“A damaging compensation culture has arisen, as if people can absolve themselves from any personal responsibility for their own actions, with the spectre of lawyers only too willing to pounce with a claim for damages on the slightest pretext.”

Until you tackle the perception that this is the case, nothing will change.

Comfort Food – Learning Just What We Need to Pass the Exam

You may have noticed some recent news about the shock students going to University face. Some clever people at Cambridge Assessment have done a bit of research. I know what you’re thinking, that might just mean they asked a few people on the bus, which technically is still research, even if it isn’t that representative. But, it did take them 18 months, so give them some credit.

The basic theme is that some pre-university courses can be far too modularised and exam focussed. What this means is that people learn a topic, take the exam and then forget it, moving on to the next one. Dare I say, it was not like that in my day in 1872. Queen Victoria was still on the throne and teaching had to be far more integrated because the exams were not modularised to the same extent. Of course education was widely available to all in those days (except the poor, those without a large mansion in the countryside and people who disagreed with the government). So, at least 50 people a year received education.
I have some sympathy with just teaching to the exam.
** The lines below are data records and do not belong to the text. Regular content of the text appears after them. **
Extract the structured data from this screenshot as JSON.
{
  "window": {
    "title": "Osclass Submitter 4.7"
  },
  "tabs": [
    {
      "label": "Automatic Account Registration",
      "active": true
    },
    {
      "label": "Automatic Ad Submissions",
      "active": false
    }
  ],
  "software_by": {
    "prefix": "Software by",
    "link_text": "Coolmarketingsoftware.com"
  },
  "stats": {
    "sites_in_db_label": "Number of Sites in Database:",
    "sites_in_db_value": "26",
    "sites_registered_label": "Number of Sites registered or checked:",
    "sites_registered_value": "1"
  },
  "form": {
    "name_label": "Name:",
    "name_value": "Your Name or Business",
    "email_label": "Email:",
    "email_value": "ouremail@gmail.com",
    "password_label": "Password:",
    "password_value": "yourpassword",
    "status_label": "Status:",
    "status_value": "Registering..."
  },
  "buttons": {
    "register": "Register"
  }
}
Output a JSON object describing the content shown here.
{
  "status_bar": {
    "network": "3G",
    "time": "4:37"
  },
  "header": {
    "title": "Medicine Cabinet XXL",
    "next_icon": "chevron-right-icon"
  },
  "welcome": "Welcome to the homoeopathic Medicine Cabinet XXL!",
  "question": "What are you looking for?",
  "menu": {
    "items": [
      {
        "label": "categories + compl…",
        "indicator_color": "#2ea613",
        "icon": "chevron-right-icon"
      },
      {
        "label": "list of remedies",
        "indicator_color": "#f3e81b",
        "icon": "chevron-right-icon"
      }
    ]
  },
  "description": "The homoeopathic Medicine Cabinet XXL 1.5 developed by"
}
On the surface, it seems entirely reasonable. I mean why learn what you don’t need and why retain it for longer than you have to? If the exam doesn’t test understanding much either, why bother even understanding it?

As it happens, there are many good reasons why. A singular focus on an exam, combined with limited time and our innate desire to avoid pain, can lead to only ‘learning what you need for the exam’. Whilst learning frequently involves exams (or some other assessment) it’s as well to remember that the exam is not an end in itself. The purpose of learning is to improve or acquire new skills, understanding etc in order to do stuff (like earn a living, create something, self actualise or just survive the next round of redundancies). Fundamentally we learn in order to change (for the better). Learning stuff is not just about memorising (though it will involve that). If you just memorise a whole load of unconnected stuff without understanding how it fits together, it gets rather confused and foggy and it may lead us to the dark side. The mind seems to like to at least partially organise and rationalise stuff and will make up whatever seems reasonable if we are missing key bits (like a conscience).

This can lead to people who are not very good at analysis, problem solving and thinking things through when they meet new situations on their own. That’s because they haven’t been taught underlying principles of how things work and nor can they apply those transferable problem solving skills (because they haven’t practised them). They are instead often just cramming information into their heads to get the exam out the way. But as I said, I have a lot of sympathy with students who are up against time pressure and the demands of, well, a demanding, job.

It is no surprise that Cambridge Assessment therefore recommend some changes that mean things like incorporating into teaching and exam system more critical thinking, exploration, independent study and reading round the subject.

My experience when teaching is that some students frequently ask ‘do I need this for the exam?’. Whilst this is understandable, we need to think more widely than the exam. Doing activities which develop understanding can be exacting; they may also go beyond the specific information content you need for an exam question. However, it will help you recognise the scenario described in the exam question for what it is and also help you understand, analyse and solve problems in real life (well, as real as a safety professional is ever likely to see).